***** MATERIAL SHOWN

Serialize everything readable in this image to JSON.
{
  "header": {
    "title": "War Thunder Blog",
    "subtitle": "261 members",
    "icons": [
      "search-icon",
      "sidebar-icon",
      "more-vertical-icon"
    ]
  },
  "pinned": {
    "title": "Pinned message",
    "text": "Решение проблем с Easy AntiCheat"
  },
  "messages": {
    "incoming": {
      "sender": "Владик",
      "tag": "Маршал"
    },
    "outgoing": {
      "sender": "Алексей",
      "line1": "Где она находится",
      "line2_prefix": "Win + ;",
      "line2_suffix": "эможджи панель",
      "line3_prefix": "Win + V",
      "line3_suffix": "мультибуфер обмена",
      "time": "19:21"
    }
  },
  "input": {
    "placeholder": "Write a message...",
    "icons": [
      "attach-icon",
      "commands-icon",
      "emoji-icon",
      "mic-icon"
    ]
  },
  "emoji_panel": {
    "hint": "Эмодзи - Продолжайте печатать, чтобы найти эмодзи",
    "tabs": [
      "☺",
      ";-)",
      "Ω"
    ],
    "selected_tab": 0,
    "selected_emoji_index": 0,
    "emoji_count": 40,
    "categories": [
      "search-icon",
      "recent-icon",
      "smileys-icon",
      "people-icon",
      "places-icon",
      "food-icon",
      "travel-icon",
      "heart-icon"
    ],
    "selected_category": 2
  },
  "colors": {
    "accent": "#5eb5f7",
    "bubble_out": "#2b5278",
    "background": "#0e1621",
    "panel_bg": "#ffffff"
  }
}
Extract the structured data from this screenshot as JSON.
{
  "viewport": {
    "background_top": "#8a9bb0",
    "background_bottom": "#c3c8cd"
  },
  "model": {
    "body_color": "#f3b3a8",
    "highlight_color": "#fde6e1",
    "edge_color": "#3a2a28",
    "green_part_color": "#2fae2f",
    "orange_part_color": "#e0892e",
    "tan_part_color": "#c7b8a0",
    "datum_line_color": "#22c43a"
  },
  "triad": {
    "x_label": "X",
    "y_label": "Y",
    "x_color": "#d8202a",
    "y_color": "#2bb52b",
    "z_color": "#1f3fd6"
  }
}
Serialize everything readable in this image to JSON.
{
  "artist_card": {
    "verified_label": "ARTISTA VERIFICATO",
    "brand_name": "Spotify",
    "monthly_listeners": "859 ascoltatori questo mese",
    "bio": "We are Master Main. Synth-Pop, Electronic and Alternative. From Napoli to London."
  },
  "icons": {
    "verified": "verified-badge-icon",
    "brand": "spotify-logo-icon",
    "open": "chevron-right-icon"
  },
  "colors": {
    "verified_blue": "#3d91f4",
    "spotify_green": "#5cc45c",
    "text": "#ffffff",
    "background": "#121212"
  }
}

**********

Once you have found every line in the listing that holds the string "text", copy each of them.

    "text": "Решение проблем с Easy AntiCheat"
    "text": "#ffffff",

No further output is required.